The selection of the Ecuadorian proposal as one of the most innovative climate change proposals within the Clinton Global Initiative strengthens the will of this government to promote the Yasuni development model for the benefit of Ecuador and the world.
The ITT oil block is located in the easternmost corner of Ecuador's Amazon region, within Yasuni National Park. Yasuni was named a UNESCO biosphere reserve in 1989 and scientists including Jane Goodall and E.O. Wilson have called it "one of the most biodiverse places on earth." At least two indigenous tribes, the Tagaeri and Taromenane, maintain their traditional lifestyles in voluntary isolation in Yasuni.
Wallace Global Fund committed $100,000 to the initiative, and joins a growing network of supporters, including Accion Ecologica, Amazon Watch, Earth Economics, University of Maryland, CS Mott Foundation, Pachamama Alliance, and WRI. The Ecuadorian proposal is estimated at US$4.6 billion, and in the first year, will require US$360 million. This makes it one of the most ambitious projects presented at the Clinton Global Initiative, both economically as well as politically.
Prior to the Clinton event, WRI and the U.S. Embassy of Ecuador in Washington, D.C. co-hosted a technical workshop of international finance and development experts to identify funding opportunities and challenges to support the Yasuni proposal.
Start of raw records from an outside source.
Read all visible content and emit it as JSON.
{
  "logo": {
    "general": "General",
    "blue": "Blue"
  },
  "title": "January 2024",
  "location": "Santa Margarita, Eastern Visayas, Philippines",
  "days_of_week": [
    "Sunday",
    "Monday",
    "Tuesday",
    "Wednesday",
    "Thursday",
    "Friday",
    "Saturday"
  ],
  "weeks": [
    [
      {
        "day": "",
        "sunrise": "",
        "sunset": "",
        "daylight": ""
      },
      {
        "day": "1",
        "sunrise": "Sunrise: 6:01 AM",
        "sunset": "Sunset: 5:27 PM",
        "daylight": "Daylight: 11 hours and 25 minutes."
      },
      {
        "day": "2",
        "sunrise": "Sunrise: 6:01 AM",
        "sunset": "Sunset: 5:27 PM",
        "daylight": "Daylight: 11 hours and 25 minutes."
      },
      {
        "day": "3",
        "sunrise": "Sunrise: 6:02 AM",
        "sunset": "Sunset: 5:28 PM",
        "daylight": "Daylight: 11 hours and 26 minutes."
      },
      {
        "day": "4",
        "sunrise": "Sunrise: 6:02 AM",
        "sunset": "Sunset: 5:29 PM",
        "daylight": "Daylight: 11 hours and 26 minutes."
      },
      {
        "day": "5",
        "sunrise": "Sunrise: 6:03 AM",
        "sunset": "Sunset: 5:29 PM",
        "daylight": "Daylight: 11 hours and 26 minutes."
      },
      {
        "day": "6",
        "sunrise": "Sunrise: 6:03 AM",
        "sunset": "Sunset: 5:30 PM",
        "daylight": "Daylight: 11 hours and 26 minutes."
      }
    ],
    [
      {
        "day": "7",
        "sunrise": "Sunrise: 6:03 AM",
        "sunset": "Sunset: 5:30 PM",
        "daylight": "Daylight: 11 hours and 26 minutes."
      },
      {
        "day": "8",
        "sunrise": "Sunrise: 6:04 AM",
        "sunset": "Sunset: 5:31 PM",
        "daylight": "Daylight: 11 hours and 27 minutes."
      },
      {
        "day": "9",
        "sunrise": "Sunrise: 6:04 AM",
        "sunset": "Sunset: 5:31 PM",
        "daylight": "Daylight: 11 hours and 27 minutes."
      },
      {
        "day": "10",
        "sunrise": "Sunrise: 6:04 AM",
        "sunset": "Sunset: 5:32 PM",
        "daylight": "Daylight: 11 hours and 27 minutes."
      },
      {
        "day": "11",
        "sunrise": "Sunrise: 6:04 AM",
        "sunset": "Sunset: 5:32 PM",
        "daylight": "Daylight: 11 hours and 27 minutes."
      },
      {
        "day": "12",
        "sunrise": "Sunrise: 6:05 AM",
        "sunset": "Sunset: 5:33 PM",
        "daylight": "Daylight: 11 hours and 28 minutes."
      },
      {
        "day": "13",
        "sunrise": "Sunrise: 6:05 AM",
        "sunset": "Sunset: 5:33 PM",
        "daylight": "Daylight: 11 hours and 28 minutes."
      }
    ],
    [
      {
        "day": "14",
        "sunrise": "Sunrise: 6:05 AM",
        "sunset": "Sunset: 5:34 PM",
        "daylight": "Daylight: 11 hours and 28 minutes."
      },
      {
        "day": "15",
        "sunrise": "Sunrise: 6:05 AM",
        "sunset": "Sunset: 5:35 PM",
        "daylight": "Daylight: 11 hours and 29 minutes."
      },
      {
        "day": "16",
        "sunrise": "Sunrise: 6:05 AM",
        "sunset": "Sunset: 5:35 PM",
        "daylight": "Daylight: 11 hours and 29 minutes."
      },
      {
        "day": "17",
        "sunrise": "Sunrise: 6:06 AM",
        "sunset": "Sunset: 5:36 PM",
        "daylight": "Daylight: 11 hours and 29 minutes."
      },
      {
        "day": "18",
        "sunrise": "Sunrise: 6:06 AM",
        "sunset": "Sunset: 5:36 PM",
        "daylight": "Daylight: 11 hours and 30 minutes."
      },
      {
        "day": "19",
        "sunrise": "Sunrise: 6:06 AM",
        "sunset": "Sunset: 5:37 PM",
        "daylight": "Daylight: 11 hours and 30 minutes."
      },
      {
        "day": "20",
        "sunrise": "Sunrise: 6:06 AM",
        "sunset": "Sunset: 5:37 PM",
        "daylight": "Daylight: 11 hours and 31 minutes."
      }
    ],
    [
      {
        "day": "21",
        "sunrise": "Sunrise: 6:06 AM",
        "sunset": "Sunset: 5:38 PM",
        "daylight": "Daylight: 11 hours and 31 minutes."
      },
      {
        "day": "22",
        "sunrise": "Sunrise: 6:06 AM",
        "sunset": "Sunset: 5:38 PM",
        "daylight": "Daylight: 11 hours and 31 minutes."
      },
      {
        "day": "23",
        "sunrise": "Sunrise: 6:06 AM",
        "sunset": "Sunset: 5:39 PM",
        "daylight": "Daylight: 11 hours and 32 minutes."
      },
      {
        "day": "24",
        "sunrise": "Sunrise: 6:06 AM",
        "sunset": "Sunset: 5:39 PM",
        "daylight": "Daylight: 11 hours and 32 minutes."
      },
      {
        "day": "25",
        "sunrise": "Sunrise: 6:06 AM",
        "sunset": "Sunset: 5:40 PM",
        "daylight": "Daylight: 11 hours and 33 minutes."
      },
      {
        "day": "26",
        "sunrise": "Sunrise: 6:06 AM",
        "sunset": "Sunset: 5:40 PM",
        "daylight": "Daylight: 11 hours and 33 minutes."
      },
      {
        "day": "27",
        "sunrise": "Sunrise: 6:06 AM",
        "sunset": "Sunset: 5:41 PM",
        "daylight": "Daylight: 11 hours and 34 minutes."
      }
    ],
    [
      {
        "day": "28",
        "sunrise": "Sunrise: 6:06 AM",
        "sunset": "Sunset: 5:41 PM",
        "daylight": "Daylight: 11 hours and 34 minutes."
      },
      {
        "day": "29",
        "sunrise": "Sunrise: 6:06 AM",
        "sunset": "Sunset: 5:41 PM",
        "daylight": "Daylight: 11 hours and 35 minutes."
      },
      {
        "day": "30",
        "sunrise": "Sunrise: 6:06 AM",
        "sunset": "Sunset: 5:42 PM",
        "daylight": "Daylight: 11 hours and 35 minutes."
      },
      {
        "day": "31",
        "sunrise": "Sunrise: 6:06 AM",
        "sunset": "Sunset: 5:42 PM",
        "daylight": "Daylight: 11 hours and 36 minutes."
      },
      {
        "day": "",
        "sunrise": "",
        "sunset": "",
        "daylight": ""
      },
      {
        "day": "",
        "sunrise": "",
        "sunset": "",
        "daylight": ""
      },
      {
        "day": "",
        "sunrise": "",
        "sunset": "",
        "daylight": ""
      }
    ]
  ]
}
WRI’s International Financial Flows and the Environment team works to align public and private investment with environmentally sustainable development and poverty reduction. Current work focuses on multilateral development banks, private "Equator Principle" banks involved in project finance, and Export Credit and Guarantee Agencies. We engage financial institutions to shift investment to sustainable companies and projects.